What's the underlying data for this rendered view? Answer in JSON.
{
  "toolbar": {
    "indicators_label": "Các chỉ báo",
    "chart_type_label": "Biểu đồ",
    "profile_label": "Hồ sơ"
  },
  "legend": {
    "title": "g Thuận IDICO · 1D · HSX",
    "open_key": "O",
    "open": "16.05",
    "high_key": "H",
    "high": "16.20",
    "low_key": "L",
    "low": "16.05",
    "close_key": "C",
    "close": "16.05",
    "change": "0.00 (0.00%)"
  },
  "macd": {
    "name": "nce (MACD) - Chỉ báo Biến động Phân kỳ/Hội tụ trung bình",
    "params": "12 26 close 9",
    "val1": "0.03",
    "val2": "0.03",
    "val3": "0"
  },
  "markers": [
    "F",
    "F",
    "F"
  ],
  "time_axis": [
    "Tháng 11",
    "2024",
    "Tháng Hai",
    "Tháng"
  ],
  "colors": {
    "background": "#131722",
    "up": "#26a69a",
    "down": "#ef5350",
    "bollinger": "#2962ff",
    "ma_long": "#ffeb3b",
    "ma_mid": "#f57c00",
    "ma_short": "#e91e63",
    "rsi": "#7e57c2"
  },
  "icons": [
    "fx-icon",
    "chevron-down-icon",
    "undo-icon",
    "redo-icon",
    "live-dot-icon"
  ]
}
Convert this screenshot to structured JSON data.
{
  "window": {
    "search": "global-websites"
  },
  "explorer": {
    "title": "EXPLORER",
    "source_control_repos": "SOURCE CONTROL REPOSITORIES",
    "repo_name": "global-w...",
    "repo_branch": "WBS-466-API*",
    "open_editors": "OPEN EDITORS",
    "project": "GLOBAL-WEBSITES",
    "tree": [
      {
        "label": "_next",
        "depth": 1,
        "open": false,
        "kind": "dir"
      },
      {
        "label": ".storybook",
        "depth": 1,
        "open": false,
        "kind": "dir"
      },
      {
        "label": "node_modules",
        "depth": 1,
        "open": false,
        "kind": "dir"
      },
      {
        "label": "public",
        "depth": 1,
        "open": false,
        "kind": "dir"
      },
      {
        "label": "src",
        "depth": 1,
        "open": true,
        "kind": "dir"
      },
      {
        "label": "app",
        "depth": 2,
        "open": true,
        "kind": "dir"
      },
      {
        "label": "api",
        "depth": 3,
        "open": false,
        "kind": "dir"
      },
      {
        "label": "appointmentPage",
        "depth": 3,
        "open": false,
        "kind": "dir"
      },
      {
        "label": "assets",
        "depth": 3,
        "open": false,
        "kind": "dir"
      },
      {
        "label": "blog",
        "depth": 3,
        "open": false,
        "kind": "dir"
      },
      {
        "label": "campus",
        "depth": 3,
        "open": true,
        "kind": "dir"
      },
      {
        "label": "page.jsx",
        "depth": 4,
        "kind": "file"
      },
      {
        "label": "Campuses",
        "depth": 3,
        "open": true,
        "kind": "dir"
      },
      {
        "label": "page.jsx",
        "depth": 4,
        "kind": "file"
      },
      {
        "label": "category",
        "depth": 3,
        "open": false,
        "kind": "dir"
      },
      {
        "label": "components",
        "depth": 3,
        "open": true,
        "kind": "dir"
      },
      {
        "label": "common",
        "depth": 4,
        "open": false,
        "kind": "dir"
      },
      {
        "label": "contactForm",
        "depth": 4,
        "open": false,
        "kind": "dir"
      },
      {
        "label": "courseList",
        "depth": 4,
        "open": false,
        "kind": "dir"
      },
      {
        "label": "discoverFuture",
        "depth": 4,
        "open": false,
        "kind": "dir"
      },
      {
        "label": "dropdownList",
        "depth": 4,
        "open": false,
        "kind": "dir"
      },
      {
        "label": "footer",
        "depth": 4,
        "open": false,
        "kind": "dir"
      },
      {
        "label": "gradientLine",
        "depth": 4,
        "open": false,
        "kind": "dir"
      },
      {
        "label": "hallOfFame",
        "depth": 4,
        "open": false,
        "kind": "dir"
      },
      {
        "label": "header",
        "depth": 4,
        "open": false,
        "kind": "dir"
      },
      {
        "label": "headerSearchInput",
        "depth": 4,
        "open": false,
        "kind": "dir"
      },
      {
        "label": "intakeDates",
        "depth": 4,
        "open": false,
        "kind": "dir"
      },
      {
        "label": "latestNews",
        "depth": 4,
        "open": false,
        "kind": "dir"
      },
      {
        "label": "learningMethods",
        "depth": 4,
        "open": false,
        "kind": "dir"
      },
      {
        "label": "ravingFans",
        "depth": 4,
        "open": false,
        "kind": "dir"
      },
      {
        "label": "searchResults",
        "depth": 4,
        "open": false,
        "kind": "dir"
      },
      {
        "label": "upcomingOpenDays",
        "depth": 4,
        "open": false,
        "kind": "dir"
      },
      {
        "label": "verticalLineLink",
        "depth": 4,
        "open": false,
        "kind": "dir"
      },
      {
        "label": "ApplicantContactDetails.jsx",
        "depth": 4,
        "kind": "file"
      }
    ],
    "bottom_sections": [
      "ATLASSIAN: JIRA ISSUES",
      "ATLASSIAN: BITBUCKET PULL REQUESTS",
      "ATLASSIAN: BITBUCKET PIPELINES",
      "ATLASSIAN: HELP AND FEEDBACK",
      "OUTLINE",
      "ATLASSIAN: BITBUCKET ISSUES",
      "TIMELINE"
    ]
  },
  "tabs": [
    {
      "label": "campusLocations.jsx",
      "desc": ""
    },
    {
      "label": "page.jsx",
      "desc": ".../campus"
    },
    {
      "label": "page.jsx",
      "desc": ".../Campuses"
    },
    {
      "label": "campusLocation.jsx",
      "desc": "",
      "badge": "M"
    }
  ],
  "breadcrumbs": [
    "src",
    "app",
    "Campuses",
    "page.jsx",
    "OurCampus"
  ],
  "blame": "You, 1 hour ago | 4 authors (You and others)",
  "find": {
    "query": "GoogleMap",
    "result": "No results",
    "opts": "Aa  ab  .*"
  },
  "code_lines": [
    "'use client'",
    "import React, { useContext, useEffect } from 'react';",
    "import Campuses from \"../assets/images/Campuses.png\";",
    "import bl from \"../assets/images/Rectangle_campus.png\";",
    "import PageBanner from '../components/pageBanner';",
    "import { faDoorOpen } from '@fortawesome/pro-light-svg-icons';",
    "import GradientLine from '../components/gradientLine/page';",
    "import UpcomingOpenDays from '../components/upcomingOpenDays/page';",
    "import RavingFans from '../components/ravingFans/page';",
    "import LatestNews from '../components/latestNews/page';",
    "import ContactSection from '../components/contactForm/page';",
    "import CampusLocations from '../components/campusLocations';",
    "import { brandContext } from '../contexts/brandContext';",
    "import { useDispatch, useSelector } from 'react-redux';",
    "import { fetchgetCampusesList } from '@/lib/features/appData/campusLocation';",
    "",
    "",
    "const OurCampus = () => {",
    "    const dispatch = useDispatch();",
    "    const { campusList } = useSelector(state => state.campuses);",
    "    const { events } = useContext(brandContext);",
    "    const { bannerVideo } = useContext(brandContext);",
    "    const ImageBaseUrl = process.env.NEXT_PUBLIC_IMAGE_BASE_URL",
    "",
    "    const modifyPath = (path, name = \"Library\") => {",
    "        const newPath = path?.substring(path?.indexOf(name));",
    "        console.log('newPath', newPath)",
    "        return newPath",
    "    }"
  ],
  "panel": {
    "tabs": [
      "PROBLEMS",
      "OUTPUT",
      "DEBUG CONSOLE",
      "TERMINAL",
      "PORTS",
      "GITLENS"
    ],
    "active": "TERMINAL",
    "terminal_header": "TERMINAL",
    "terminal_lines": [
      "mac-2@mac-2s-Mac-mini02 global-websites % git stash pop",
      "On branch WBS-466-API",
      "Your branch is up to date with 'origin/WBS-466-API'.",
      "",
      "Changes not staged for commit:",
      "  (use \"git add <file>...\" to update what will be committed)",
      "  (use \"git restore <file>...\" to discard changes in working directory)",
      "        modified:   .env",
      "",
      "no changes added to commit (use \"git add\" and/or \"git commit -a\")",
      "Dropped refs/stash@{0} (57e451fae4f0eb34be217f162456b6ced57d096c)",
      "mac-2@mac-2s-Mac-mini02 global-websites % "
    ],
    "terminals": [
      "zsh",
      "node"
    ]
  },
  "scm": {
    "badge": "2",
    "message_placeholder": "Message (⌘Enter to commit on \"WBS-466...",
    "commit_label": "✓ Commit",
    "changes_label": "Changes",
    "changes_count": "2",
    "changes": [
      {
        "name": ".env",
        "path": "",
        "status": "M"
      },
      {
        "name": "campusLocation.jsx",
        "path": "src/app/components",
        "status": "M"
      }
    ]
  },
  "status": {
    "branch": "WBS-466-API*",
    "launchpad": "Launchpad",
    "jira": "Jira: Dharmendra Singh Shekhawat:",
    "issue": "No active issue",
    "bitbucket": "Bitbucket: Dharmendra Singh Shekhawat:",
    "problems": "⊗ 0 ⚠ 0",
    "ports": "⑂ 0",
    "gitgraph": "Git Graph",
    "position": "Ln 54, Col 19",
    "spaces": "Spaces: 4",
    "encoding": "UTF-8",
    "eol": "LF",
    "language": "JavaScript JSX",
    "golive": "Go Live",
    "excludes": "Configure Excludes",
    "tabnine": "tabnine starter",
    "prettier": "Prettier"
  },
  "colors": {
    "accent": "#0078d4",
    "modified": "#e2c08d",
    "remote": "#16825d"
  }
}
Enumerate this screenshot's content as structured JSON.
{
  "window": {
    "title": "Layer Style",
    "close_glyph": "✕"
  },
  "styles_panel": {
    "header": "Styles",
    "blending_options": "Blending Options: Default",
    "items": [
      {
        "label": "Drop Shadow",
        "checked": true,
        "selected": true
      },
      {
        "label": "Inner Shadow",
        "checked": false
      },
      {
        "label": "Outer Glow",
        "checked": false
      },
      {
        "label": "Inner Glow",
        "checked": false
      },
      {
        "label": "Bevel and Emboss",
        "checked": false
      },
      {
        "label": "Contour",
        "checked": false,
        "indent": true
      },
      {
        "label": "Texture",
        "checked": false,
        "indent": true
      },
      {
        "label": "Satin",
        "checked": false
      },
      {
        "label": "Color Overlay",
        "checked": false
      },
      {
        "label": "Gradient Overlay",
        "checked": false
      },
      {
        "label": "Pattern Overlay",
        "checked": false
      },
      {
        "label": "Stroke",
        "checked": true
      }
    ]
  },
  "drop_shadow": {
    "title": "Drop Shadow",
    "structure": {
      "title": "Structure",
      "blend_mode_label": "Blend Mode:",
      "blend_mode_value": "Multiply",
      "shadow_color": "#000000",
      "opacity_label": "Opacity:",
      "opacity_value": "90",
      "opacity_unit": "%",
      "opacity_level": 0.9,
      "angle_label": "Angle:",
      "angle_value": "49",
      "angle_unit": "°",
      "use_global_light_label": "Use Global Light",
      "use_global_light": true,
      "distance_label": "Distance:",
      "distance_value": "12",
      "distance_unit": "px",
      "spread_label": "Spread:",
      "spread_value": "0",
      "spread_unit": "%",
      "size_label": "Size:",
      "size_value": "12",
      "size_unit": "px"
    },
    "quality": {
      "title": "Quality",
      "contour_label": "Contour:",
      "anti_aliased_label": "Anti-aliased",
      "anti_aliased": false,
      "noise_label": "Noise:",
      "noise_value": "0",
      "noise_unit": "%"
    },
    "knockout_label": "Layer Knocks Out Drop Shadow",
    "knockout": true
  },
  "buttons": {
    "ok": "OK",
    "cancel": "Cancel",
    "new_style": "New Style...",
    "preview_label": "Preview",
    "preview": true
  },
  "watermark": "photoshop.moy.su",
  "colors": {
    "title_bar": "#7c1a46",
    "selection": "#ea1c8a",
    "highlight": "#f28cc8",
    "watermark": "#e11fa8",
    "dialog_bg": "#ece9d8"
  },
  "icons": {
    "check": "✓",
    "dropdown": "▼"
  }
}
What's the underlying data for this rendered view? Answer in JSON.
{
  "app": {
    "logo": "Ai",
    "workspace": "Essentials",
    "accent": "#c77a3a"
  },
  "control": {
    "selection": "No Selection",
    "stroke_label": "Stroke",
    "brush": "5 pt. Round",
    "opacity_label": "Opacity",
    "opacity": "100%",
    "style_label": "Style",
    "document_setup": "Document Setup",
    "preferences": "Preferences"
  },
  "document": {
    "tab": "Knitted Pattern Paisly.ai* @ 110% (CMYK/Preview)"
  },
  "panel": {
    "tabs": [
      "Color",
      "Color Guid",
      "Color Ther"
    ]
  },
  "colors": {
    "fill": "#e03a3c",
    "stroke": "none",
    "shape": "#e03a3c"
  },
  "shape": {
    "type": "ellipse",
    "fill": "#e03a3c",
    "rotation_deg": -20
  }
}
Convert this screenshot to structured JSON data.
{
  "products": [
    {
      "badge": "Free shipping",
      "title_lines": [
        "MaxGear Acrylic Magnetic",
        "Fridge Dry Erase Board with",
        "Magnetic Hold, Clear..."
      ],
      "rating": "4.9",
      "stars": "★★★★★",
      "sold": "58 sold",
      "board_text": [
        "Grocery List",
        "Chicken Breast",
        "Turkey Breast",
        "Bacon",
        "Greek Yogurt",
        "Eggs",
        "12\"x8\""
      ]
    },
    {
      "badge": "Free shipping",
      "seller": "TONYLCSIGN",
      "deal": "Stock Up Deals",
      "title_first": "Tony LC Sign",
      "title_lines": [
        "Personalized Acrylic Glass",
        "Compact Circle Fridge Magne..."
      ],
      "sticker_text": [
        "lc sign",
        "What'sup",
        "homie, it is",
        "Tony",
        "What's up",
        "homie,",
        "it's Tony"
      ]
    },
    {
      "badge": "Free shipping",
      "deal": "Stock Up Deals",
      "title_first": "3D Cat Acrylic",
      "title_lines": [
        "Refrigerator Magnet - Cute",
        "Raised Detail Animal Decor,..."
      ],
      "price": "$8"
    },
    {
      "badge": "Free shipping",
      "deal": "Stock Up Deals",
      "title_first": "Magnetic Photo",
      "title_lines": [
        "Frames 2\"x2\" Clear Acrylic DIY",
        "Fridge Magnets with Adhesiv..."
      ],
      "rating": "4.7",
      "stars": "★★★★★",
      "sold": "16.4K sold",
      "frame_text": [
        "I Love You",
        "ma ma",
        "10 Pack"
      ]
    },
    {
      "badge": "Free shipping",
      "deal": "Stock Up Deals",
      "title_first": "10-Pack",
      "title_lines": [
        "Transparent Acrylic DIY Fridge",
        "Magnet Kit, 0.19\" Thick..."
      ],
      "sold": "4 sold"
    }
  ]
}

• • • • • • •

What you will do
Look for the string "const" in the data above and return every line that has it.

Exercise response
    "const OurCampus = () => {",
    "    const dispatch = useDispatch();",
    "    const { campusList } = useSelector(state => state.campuses);",
    "    const { events } = useContext(brandContext);",
    "    const { bannerVideo } = useContext(brandContext);",
    "    const ImageBaseUrl = process.env.NEXT_PUBLIC_IMAGE_BASE_URL",
    "    const modifyPath = (path, name = \"Library\") => {",
    "        const newPath = path?.substring(path?.indexOf(name));",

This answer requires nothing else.